There’s layers and layers of deception and mystery at work here, but pretty much none of it matters. The mystery of Alex’s wife is mostly just there to keep Alex in a game that he finds morally reprehensible, the silent billionaire backers are there to provide a framework for the action-movie-of-the-week narrative, and Snipes is there to act as a proxy identity for the bored billionaires. That really is all you need to know since the main point of the show (as you might expect from a Snipes production) is action, pure and simple. And the action is certainly good, to be fair. As far as action shows go it has good production values, the actors and stuntmen know how to stage a good fight, and the framework is just shakily solid enough to give context. Sure that context isn’t very interesting or fleshed out, but for a show like this it doesn’t have to be. This is popcorn tv at its absurd finest.

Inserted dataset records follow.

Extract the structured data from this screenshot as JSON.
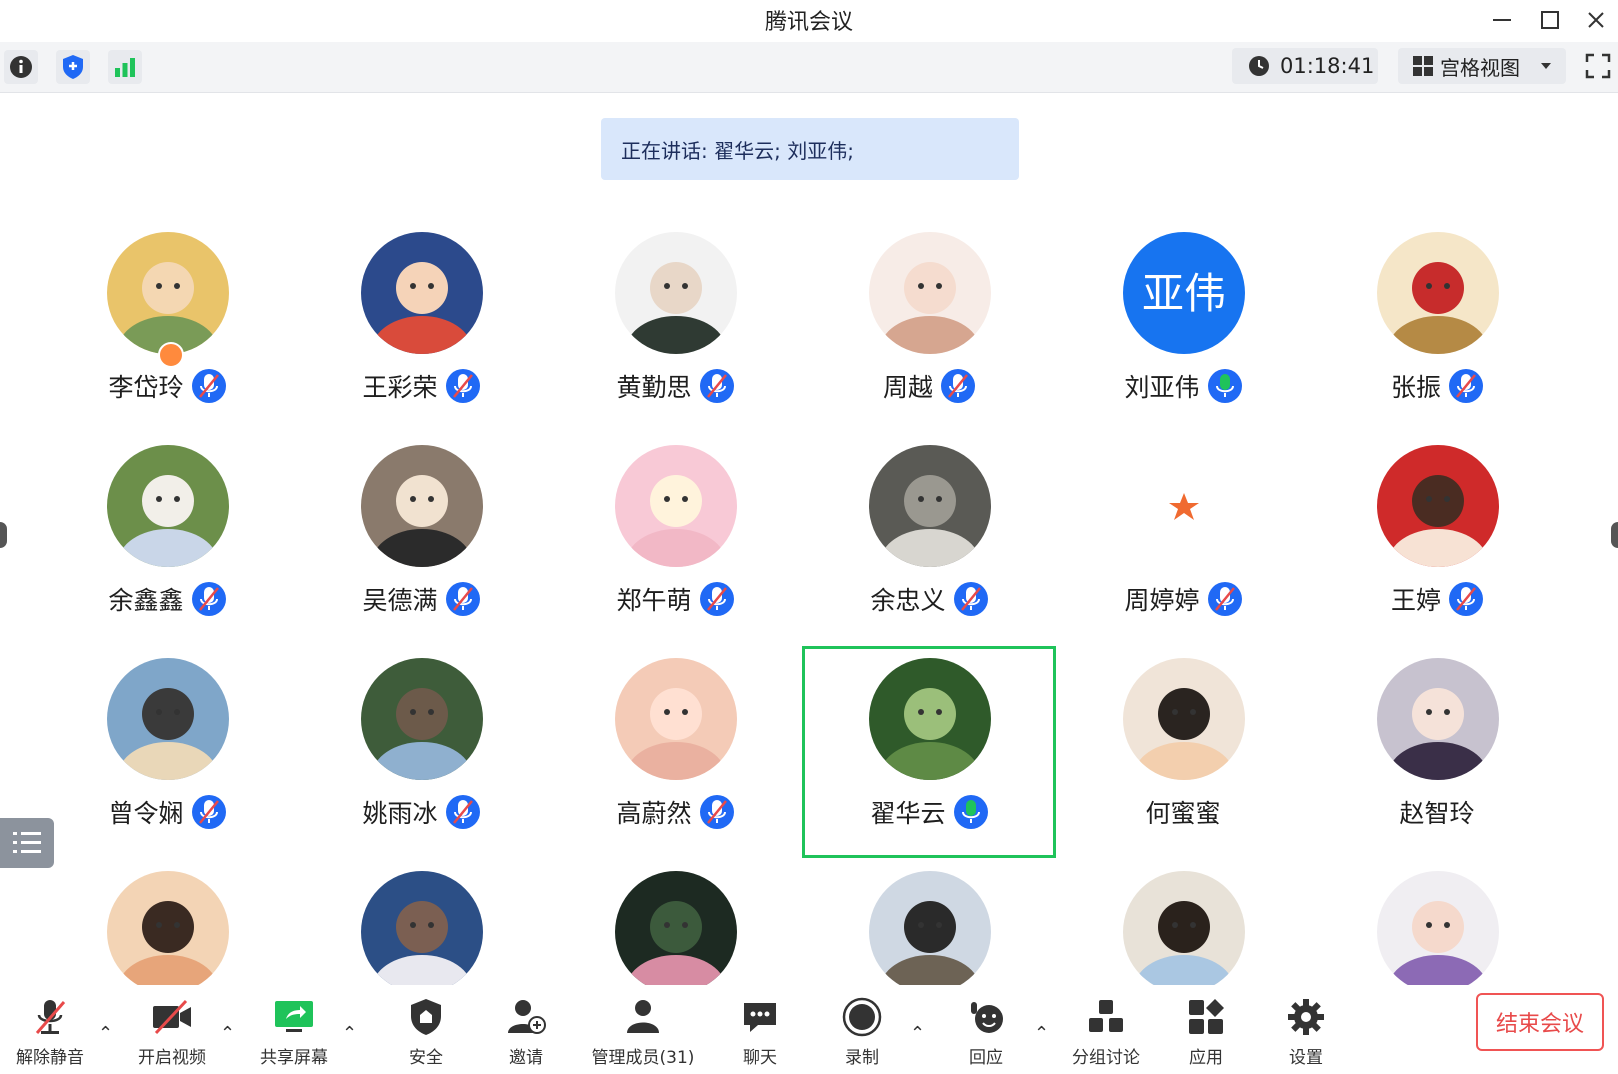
{
  "window": {
    "title": "腾讯会议"
  },
  "toolbar": {
    "timer": "01:18:41",
    "view_label": "宫格视图"
  },
  "speaking": {
    "text": "正在讲话: 翟华云; 刘亚伟;"
  },
  "participants": [
    {
      "name": "李岱玲",
      "mic": "muted",
      "host": true,
      "avatar": "meadow-girl"
    },
    {
      "name": "王彩荣",
      "mic": "muted",
      "avatar": "lion-dance-kid"
    },
    {
      "name": "黄勤思",
      "mic": "muted",
      "avatar": "anime-glasses"
    },
    {
      "name": "周越",
      "mic": "muted",
      "avatar": "anime-girl"
    },
    {
      "name": "刘亚伟",
      "mic": "speaking",
      "avatar_text": "亚伟",
      "avatar_color": "#1774f0"
    },
    {
      "name": "张振",
      "mic": "muted",
      "avatar": "teddy-bear"
    },
    {
      "name": "余鑫鑫",
      "mic": "muted",
      "avatar": "girl-with-dog"
    },
    {
      "name": "吴德满",
      "mic": "muted",
      "avatar": "cartoon-boy"
    },
    {
      "name": "郑午萌",
      "mic": "muted",
      "avatar": "pink-cartoon"
    },
    {
      "name": "余忠义",
      "mic": "muted",
      "avatar": "white-animal"
    },
    {
      "name": "周婷婷",
      "mic": "muted",
      "avatar": "star"
    },
    {
      "name": "王婷",
      "mic": "muted",
      "avatar": "red-cartoon-girl"
    },
    {
      "name": "曾令娴",
      "mic": "muted",
      "avatar": "sky-frame"
    },
    {
      "name": "姚雨冰",
      "mic": "muted",
      "avatar": "street"
    },
    {
      "name": "高蔚然",
      "mic": "muted",
      "avatar": "piggy"
    },
    {
      "name": "翟华云",
      "mic": "speaking",
      "active": true,
      "avatar": "green-leaves"
    },
    {
      "name": "何蜜蜜",
      "mic": "none",
      "avatar": "child"
    },
    {
      "name": "赵智玲",
      "mic": "none",
      "avatar": "anime-dark-hair"
    },
    {
      "name": "",
      "avatar": "baby"
    },
    {
      "name": "",
      "avatar": "mountain"
    },
    {
      "name": "",
      "avatar": "flowers"
    },
    {
      "name": "",
      "avatar": "pagoda"
    },
    {
      "name": "",
      "avatar": "young-man"
    },
    {
      "name": "",
      "avatar": "purple-hair"
    }
  ],
  "bottom": {
    "unmute": "解除静音",
    "video": "开启视频",
    "share": "共享屏幕",
    "security": "安全",
    "invite": "邀请",
    "members": "管理成员(31)",
    "chat": "聊天",
    "record": "录制",
    "react": "回应",
    "breakout": "分组讨论",
    "apps": "应用",
    "settings": "设置",
    "end": "结束会议"
  },
  "colors": {
    "accent": "#2069f5",
    "speaking": "#1fc35a",
    "danger": "#e84a4a"
  }
}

Since 24 does seem to have wrapped for a while, and Strike Back is definitively done there is actually a gap in modern television for a good action show to jump in. Sure we have Arrow in the mix, as well as a few others like it, but this fills a slightly different niche and there is room for both. Television is getting to the point where we can start seeing movie quality action scenes and explosions, and this show seems dead-set on proving that. I would hardly consider it must-see TV by any stretch, but it does at least not have any pretensions of being anymore than it is. If you are looking for a weekly dose of giant fireballs, gunfights and car chases then this is the show for you. I went into this with expectations so low you’d need to use SONAR to find them, but this managed to pleasantly surprise me. It may not be something I watch each and every week as it airs, but it will make for some good rainy day viewing when I just need something mindless.